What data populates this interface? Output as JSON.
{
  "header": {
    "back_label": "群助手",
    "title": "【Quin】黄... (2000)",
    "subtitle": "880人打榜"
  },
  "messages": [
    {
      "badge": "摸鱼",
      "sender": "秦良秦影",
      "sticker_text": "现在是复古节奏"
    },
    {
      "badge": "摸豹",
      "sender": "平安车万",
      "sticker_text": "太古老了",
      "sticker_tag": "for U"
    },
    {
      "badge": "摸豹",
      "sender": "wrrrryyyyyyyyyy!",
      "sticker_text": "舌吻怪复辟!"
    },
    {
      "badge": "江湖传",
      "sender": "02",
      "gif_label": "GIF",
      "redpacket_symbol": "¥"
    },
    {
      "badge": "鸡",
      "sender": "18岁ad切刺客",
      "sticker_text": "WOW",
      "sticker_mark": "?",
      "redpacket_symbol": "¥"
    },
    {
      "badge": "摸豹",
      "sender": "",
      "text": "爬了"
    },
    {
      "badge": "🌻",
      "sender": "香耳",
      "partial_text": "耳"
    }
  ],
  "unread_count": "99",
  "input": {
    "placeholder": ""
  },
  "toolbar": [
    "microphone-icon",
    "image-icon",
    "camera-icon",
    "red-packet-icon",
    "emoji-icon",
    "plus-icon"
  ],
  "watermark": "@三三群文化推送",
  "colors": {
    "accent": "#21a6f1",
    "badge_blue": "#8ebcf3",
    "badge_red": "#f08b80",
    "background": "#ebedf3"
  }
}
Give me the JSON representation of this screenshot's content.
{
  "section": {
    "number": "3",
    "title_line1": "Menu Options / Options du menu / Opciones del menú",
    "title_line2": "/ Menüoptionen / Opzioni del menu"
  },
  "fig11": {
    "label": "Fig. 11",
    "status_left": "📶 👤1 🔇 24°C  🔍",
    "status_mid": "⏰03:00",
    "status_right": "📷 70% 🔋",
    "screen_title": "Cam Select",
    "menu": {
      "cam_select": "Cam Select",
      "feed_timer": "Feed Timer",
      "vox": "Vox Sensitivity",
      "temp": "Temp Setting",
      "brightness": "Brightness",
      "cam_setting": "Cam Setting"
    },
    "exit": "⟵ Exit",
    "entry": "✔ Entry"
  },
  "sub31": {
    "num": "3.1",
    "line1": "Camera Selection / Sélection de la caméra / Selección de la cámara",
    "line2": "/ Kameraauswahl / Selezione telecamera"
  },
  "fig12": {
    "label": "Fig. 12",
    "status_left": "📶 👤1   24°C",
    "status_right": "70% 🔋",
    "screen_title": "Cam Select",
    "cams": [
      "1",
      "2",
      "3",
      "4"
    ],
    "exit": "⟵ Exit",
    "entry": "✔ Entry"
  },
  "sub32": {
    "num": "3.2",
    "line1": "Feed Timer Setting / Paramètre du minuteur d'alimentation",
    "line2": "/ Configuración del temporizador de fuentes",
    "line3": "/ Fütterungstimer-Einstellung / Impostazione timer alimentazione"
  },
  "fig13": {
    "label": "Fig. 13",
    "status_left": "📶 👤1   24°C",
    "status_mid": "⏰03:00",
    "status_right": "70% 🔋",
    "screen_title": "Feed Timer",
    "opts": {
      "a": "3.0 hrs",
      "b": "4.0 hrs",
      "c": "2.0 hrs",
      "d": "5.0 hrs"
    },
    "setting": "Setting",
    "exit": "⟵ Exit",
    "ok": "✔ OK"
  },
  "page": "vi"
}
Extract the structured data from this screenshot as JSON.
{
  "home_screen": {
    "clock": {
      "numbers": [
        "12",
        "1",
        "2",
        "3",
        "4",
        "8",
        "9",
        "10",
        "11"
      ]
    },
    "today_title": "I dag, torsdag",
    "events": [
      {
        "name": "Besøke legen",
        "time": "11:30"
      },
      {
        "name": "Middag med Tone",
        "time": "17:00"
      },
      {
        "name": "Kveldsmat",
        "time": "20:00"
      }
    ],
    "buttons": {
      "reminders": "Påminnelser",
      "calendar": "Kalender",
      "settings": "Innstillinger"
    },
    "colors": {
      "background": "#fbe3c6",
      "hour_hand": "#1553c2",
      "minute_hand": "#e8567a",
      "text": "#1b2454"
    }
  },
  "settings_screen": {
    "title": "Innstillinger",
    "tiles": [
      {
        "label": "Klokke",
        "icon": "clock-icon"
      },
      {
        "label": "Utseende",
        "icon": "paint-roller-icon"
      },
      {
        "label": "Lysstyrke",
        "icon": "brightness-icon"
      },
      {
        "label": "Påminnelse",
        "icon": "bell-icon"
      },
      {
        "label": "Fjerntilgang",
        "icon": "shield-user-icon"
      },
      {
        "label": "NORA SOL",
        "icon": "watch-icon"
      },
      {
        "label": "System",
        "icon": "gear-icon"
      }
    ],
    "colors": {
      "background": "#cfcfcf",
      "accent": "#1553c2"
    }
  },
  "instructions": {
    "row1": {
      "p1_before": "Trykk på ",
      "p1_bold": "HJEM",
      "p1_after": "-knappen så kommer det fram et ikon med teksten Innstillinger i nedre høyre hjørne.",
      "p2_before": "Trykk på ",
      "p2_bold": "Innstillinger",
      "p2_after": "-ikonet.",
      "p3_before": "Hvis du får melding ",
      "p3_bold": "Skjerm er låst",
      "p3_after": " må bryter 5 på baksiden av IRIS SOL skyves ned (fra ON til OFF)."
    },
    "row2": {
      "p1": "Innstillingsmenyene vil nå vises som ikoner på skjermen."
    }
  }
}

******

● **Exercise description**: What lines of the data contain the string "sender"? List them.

● **Written solution**:
      "sender": "秦良秦影",
      "sender": "平安车万",
      "sender": "wrrrryyyyyyyyyy!",
      "sender": "02",
      "sender": "18岁ad切刺客",
      "sender": "",
      "sender": "香耳",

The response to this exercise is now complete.